**Exercise brief**: Ignoring the pictures, copy the data exactly.

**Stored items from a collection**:

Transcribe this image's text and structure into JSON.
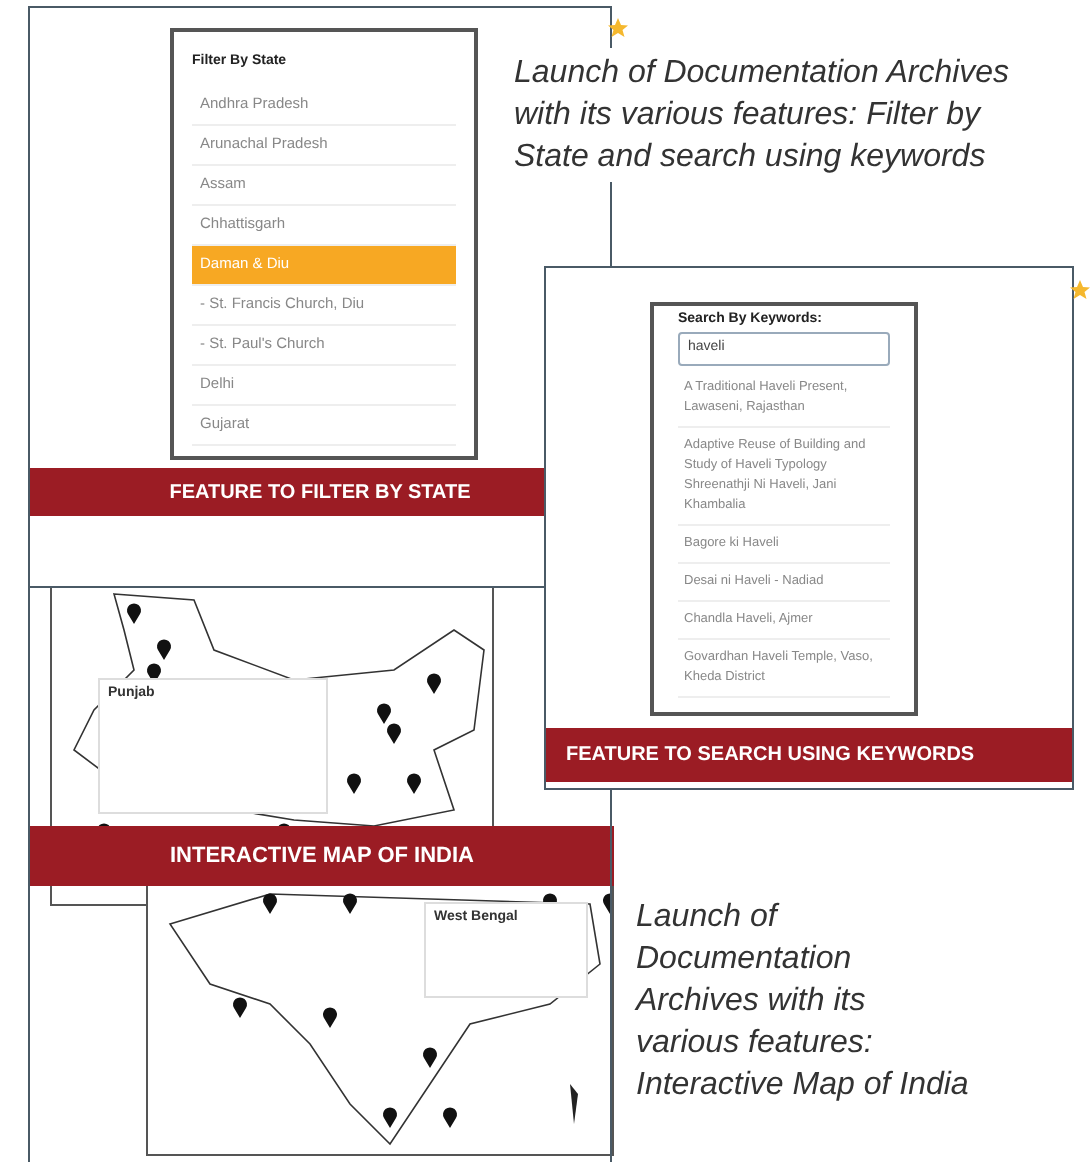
{
  "filter_panel": {
    "title": "Filter By State",
    "items": [
      {
        "label": "Andhra Pradesh",
        "selected": false
      },
      {
        "label": "Arunachal Pradesh",
        "selected": false
      },
      {
        "label": "Assam",
        "selected": false
      },
      {
        "label": "Chhattisgarh",
        "selected": false
      },
      {
        "label": "Daman & Diu",
        "selected": true
      },
      {
        "label": "- St. Francis Church, Diu",
        "selected": false
      },
      {
        "label": "- St. Paul's Church",
        "selected": false
      },
      {
        "label": "Delhi",
        "selected": false
      },
      {
        "label": "Gujarat",
        "selected": false
      }
    ],
    "banner": "FEATURE TO FILTER BY STATE"
  },
  "caption_1": "Launch of Documentation Archives with its various features: Filter by State and search using keywords",
  "search_panel": {
    "label": "Search By Keywords:",
    "value": "haveli",
    "results": [
      "A Traditional Haveli Present, Lawaseni, Rajasthan",
      "Adaptive Reuse of Building and Study of Haveli Typology Shreenathji Ni Haveli, Jani Khambalia",
      "Bagore ki Haveli",
      "Desai ni Haveli - Nadiad",
      "Chandla Haveli, Ajmer",
      "Govardhan Haveli Temple, Vaso, Kheda District"
    ],
    "banner": "FEATURE TO SEARCH USING KEYWORDS"
  },
  "map_panel": {
    "popups": [
      "Punjab",
      "West Bengal"
    ],
    "banner": "INTERACTIVE MAP OF INDIA"
  },
  "caption_2": "Launch of Documentation Archives with its various features: Interactive Map of India"
}
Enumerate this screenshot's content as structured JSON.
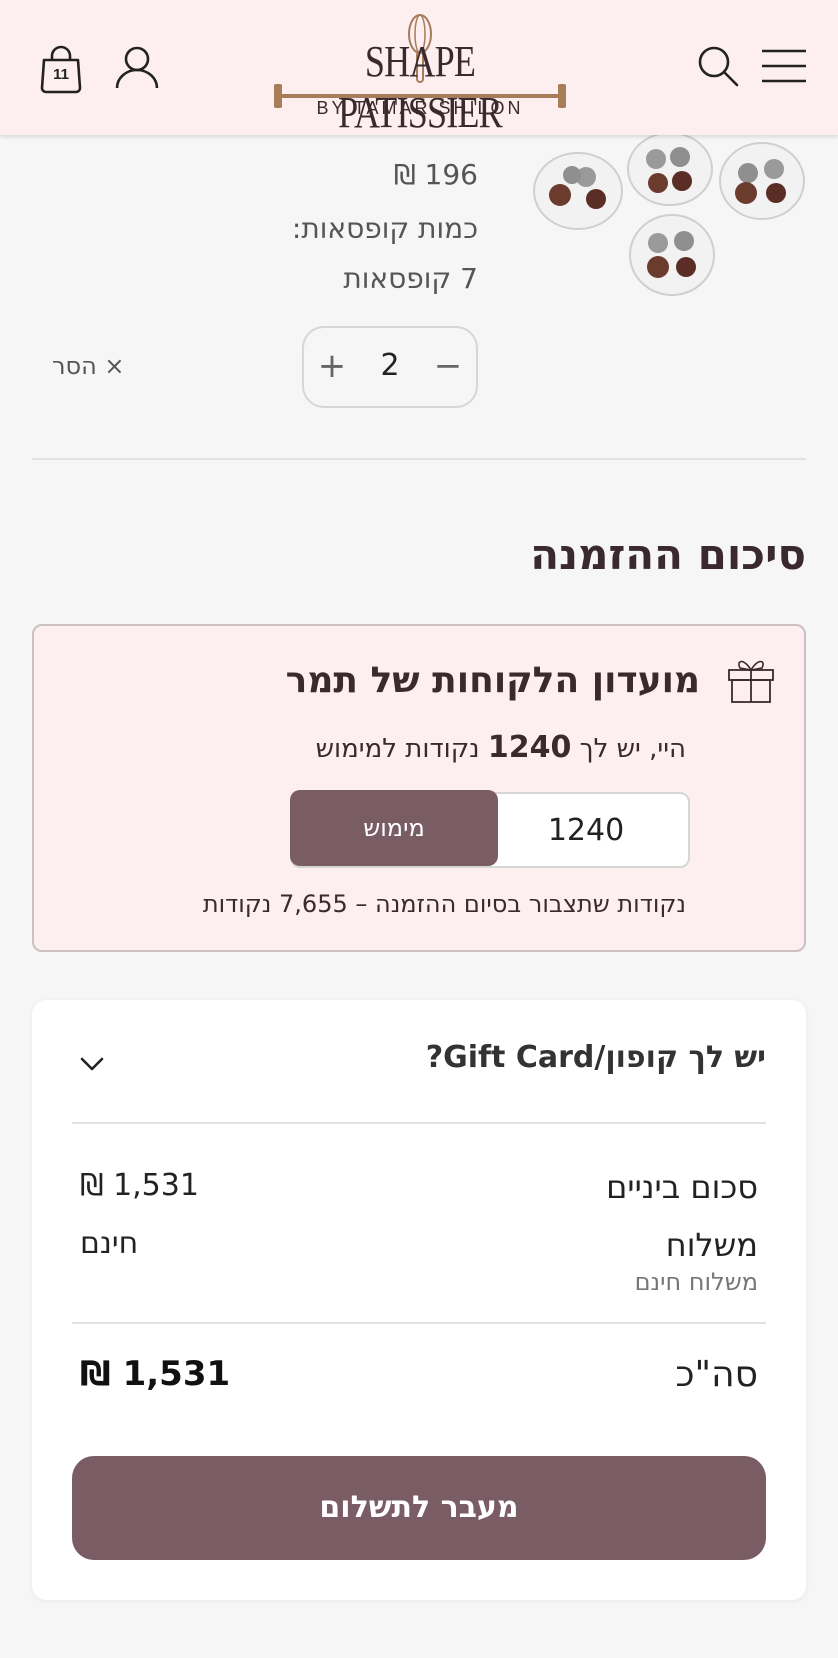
{
  "header": {
    "cart_count": "11",
    "logo_line1": "SHAPE PATISSIER",
    "logo_line2": "BY TAMAR SHILON"
  },
  "product": {
    "price": "196 ₪",
    "qty_label": "כמות קופסאות:",
    "qty_value": "7 קופסאות",
    "stepper_value": "2",
    "stepper_plus": "+",
    "stepper_minus": "−",
    "remove_label": "× הסר"
  },
  "summary": {
    "title": "סיכום ההזמנה"
  },
  "club": {
    "title": "מועדון הלקוחות של תמר",
    "points_prefix": "היי, יש לך ",
    "points_amount": "1240",
    "points_suffix": " נקודות למימוש",
    "input_value": "1240",
    "redeem_label": "מימוש",
    "future_points": "נקודות שתצבור בסיום ההזמנה –  7,655 נקודות"
  },
  "order": {
    "coupon_title": "יש לך קופון/Gift Card?",
    "subtotal_label": "סכום ביניים",
    "subtotal_value": "1,531 ₪",
    "shipping_label": "משלוח",
    "shipping_value": "חינם",
    "shipping_sub": "משלוח חינם",
    "total_label": "סה\"כ",
    "total_value": "1,531 ₪",
    "checkout_label": "מעבר לתשלום"
  },
  "colors": {
    "brand": "#7a5c65",
    "header_bg": "#fdeef0",
    "logo_accent": "#a77c59"
  }
}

**Result of this task**:
Transcribe this image's text and structure into JSON.
{
  "filter_panel": {
    "title": "Filter By State",
    "items": [
      {
        "label": "Andhra Pradesh",
        "selected": false
      },
      {
        "label": "Arunachal Pradesh",
        "selected": false
      },
      {
        "label": "Assam",
        "selected": false
      },
      {
        "label": "Chhattisgarh",
        "selected": false
      },
      {
        "label": "Daman & Diu",
        "selected": true
      },
      {
        "label": "- St. Francis Church, Diu",
        "selected": false
      },
      {
        "label": "- St. Paul's Church",
        "selected": false
      },
      {
        "label": "Delhi",
        "selected": false
      },
      {
        "label": "Gujarat",
        "selected": false
      }
    ],
    "banner": "FEATURE TO FILTER BY STATE"
  },
  "caption_1": "Launch of Documentation Archives with its various features: Filter by State and search using keywords",
  "search_panel": {
    "label": "Search By Keywords:",
    "value": "haveli",
    "results": [
      "A Traditional Haveli Present, Lawaseni, Rajasthan",
      "Adaptive Reuse of Building and Study of Haveli Typology Shreenathji Ni Haveli, Jani Khambalia",
      "Bagore ki Haveli",
      "Desai ni Haveli - Nadiad",
      "Chandla Haveli, Ajmer",
      "Govardhan Haveli Temple, Vaso, Kheda District"
    ],
    "banner": "FEATURE TO SEARCH USING KEYWORDS"
  },
  "map_panel": {
    "popups": [
      "Punjab",
      "West Bengal"
    ],
    "banner": "INTERACTIVE MAP OF INDIA"
  },
  "caption_2": "Launch of Documentation Archives with its various features: Interactive Map of India"
}
Enumerate this screenshot's content as structured JSON.
{
  "header": {
    "cart_count": "11",
    "logo_line1": "SHAPE PATISSIER",
    "logo_line2": "BY TAMAR SHILON"
  },
  "product": {
    "price": "196 ₪",
    "qty_label": "כמות קופסאות:",
    "qty_value": "7 קופסאות",
    "stepper_value": "2",
    "stepper_plus": "+",
    "stepper_minus": "−",
    "remove_label": "× הסר"
  },
  "summary": {
    "title": "סיכום ההזמנה"
  },
  "club": {
    "title": "מועדון הלקוחות של תמר",
    "points_prefix": "היי, יש לך ",
    "points_amount": "1240",
    "points_suffix": " נקודות למימוש",
    "input_value": "1240",
    "redeem_label": "מימוש",
    "future_points": "נקודות שתצבור בסיום ההזמנה –  7,655 נקודות"
  },
  "order": {
    "coupon_title": "יש לך קופון/Gift Card?",
    "subtotal_label": "סכום ביניים",
    "subtotal_value": "1,531 ₪",
    "shipping_label": "משלוח",
    "shipping_value": "חינם",
    "shipping_sub": "משלוח חינם",
    "total_label": "סה\"כ",
    "total_value": "1,531 ₪",
    "checkout_label": "מעבר לתשלום"
  },
  "colors": {
    "brand": "#7a5c65",
    "header_bg": "#fdeef0",
    "logo_accent": "#a77c59"
  }
}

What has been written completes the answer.